(YOUR GOAL): Your task is to write out all of the records once more, exactly.

- Opening Delimiter -

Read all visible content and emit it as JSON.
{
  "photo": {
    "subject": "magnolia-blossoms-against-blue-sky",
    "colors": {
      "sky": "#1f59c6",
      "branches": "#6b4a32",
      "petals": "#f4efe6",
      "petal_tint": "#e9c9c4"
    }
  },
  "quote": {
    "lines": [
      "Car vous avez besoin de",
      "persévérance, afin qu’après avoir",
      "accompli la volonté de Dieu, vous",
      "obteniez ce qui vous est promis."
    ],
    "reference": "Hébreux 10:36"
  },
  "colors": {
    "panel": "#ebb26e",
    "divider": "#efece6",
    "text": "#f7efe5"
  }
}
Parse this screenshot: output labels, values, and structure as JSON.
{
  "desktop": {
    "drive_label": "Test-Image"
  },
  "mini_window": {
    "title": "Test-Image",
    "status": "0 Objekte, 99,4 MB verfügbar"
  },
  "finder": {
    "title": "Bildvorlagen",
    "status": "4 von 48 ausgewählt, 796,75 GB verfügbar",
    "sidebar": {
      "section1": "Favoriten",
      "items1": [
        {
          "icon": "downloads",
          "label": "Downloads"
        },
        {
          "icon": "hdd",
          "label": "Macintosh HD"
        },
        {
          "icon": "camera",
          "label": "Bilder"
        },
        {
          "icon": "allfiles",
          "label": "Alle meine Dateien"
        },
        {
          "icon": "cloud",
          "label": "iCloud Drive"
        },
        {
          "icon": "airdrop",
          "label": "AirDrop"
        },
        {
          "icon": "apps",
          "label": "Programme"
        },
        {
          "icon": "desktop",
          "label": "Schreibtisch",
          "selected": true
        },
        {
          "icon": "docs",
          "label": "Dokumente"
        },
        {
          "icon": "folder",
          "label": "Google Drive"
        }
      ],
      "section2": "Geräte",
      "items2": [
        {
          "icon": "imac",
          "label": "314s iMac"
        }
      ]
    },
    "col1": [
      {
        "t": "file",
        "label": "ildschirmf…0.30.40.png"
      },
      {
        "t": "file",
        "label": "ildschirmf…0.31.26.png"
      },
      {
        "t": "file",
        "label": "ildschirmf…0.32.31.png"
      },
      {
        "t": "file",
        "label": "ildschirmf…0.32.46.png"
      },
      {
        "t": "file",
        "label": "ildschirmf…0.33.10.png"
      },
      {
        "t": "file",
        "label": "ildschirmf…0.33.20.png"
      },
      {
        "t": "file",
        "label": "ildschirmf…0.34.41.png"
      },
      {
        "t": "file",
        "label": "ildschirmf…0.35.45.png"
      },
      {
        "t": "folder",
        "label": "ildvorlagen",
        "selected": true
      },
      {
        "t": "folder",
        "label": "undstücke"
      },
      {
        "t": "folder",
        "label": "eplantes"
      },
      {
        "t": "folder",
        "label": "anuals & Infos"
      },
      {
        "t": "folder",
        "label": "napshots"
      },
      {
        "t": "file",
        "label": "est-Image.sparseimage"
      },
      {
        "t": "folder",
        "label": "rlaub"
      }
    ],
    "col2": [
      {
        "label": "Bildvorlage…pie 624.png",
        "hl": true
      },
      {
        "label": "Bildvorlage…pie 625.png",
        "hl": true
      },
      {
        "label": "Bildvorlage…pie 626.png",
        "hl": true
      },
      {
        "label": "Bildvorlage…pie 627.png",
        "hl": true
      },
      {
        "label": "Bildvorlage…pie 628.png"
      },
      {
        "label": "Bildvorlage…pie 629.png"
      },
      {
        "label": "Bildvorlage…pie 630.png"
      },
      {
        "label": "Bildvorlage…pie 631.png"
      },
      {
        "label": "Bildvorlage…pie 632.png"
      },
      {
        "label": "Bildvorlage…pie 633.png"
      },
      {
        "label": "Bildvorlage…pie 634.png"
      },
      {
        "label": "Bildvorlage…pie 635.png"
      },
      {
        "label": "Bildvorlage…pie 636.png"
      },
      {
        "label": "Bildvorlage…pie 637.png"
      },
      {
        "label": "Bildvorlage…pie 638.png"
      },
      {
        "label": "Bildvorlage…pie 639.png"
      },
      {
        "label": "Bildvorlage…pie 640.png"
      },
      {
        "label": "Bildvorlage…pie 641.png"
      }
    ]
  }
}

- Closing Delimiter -

(RESULT FOR THIS TASK):
Read all visible content and emit it as JSON.
{
  "photo": {
    "subject": "magnolia-blossoms-against-blue-sky",
    "colors": {
      "sky": "#1f59c6",
      "branches": "#6b4a32",
      "petals": "#f4efe6",
      "petal_tint": "#e9c9c4"
    }
  },
  "quote": {
    "lines": [
      "Car vous avez besoin de",
      "persévérance, afin qu’après avoir",
      "accompli la volonté de Dieu, vous",
      "obteniez ce qui vous est promis."
    ],
    "reference": "Hébreux 10:36"
  },
  "colors": {
    "panel": "#ebb26e",
    "divider": "#efece6",
    "text": "#f7efe5"
  }
}
Parse this screenshot: output labels, values, and structure as JSON.
{
  "desktop": {
    "drive_label": "Test-Image"
  },
  "mini_window": {
    "title": "Test-Image",
    "status": "0 Objekte, 99,4 MB verfügbar"
  },
  "finder": {
    "title": "Bildvorlagen",
    "status": "4 von 48 ausgewählt, 796,75 GB verfügbar",
    "sidebar": {
      "section1": "Favoriten",
      "items1": [
        {
          "icon": "downloads",
          "label": "Downloads"
        },
        {
          "icon": "hdd",
          "label": "Macintosh HD"
        },
        {
          "icon": "camera",
          "label": "Bilder"
        },
        {
          "icon": "allfiles",
          "label": "Alle meine Dateien"
        },
        {
          "icon": "cloud",
          "label": "iCloud Drive"
        },
        {
          "icon": "airdrop",
          "label": "AirDrop"
        },
        {
          "icon": "apps",
          "label": "Programme"
        },
        {
          "icon": "desktop",
          "label": "Schreibtisch",
          "selected": true
        },
        {
          "icon": "docs",
          "label": "Dokumente"
        },
        {
          "icon": "folder",
          "label": "Google Drive"
        }
      ],
      "section2": "Geräte",
      "items2": [
        {
          "icon": "imac",
          "label": "314s iMac"
        }
      ]
    },
    "col1": [
      {
        "t": "file",
        "label": "ildschirmf…0.30.40.png"
      },
      {
        "t": "file",
        "label": "ildschirmf…0.31.26.png"
      },
      {
        "t": "file",
        "label": "ildschirmf…0.32.31.png"
      },
      {
        "t": "file",
        "label": "ildschirmf…0.32.46.png"
      },
      {
        "t": "file",
        "label": "ildschirmf…0.33.10.png"
      },
      {
        "t": "file",
        "label": "ildschirmf…0.33.20.png"
      },
      {
        "t": "file",
        "label": "ildschirmf…0.34.41.png"
      },
      {
        "t": "file",
        "label": "ildschirmf…0.35.45.png"
      },
      {
        "t": "folder",
        "label": "ildvorlagen",
        "selected": true
      },
      {
        "t": "folder",
        "label": "undstücke"
      },
      {
        "t": "folder",
        "label": "eplantes"
      },
      {
        "t": "folder",
        "label": "anuals & Infos"
      },
      {
        "t": "folder",
        "label": "napshots"
      },
      {
        "t": "file",
        "label": "est-Image.sparseimage"
      },
      {
        "t": "folder",
        "label": "rlaub"
      }
    ],
    "col2": [
      {
        "label": "Bildvorlage…pie 624.png",
        "hl": true
      },
      {
        "label": "Bildvorlage…pie 625.png",
        "hl": true
      },
      {
        "label": "Bildvorlage…pie 626.png",
        "hl": true
      },
      {
        "label": "Bildvorlage…pie 627.png",
        "hl": true
      },
      {
        "label": "Bildvorlage…pie 628.png"
      },
      {
        "label": "Bildvorlage…pie 629.png"
      },
      {
        "label": "Bildvorlage…pie 630.png"
      },
      {
        "label": "Bildvorlage…pie 631.png"
      },
      {
        "label": "Bildvorlage…pie 632.png"
      },
      {
        "label": "Bildvorlage…pie 633.png"
      },
      {
        "label": "Bildvorlage…pie 634.png"
      },
      {
        "label": "Bildvorlage…pie 635.png"
      },
      {
        "label": "Bildvorlage…pie 636.png"
      },
      {
        "label": "Bildvorlage…pie 637.png"
      },
      {
        "label": "Bildvorlage…pie 638.png"
      },
      {
        "label": "Bildvorlage…pie 639.png"
      },
      {
        "label": "Bildvorlage…pie 640.png"
      },
      {
        "label": "Bildvorlage…pie 641.png"
      }
    ]
  }
}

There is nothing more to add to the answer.